As many of you probably know, Bing is officially gone as of July 31st. (A moment of silence, please.) I know a lot of eBay buyers will miss the 8% cash back they receive. In fact, with the deadline looming not too far ahead, I’ve started wondering whether I’m making a big mistake by letting it pass without stocking up on gift cards.
Of course, Mr. Rebates will still net you 3% cash back on your eBay purchases. That won’t be ending, plus you get it on regular auctions, not just the “Buy It Now” type.
Still, as much as I love Mr. Rebates, 3% just doesn’t sound as impressive as 8%. Sad but true. And so, as the door to this opportunity closes, I find myself wondering if I should take advantage before it’s too late.
The real question, though, is how the GCs will get spent.
It’s easy to start thinking of a gift card as free money — especially if you don’t pay full price. That can easily lead to indulging in items because your card has a balance.
I know that if we got any restaurant gift cards, we’d use them up in no time. It’s just too tempting to know that there’s a “free” meal out there.
I looked at a few stores that carry Tim’s Philosophy products. Saving on that is always welcome. But there are two problems there:

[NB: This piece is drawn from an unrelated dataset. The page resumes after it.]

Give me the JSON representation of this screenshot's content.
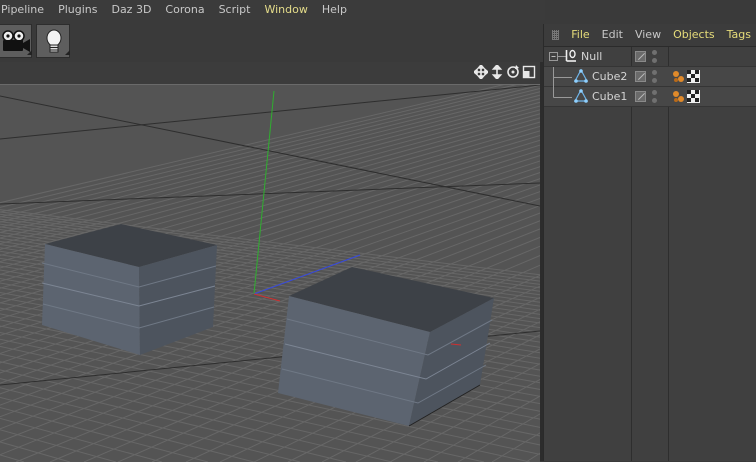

- It’s just too easy to work other items onto the gift card. At Macy’s, it could be clothes or jewelry. At Sephora, it would probably be some new shade of makeup. (I’m a sucker, and I freely admit it.)
- Gift cards encourage brand loyalty to a non-frugal extreme.
To clarify that last point a bit, I just want to say that financial psychology, as ever, is quite different from financial logic.
Logically, if I see a good chance to stock up on Philosophy somewhere, it shouldn’t matter if I already have a gift card for Sephora. Whether or not money has already been spent, it’s still up to us to make sure those funds are used wisely. So, I should buy the products where there’s a sale, and wait for a similarly good deal at Sephora. Then I can get the most bang for my buck.
But, instead, I think about how much money I’ve already spent to get a good deal on Philosophy products. So why would I want to spend even more? Especially since I didn’t pay retail price for the gift card to begin with?
I should add that this is a bigger deal than you might think, depending on your state’s sales tax rates. Here, they just got raised to 9.3% — so shopping at online stores essentially saves 10% immediately.
It’s probably clear to you, I’ve more or less abandoned the whole gift card idea. At least, I don’t want to let the time crunch pressure me into spending to save. And time-related pressure is what eBay excels at, after all.
I wonder how many people buying these cards on eBay are saving money. If the freedom of the gift card means you get two or three things you otherwise wouldn’t have, you will quickly negate the savings. In fact, it may mean you spend more than you would have otherwise.
Isn’t it kind of interesting how quickly a “savings” opportunity can turn into unnecessary consumerism?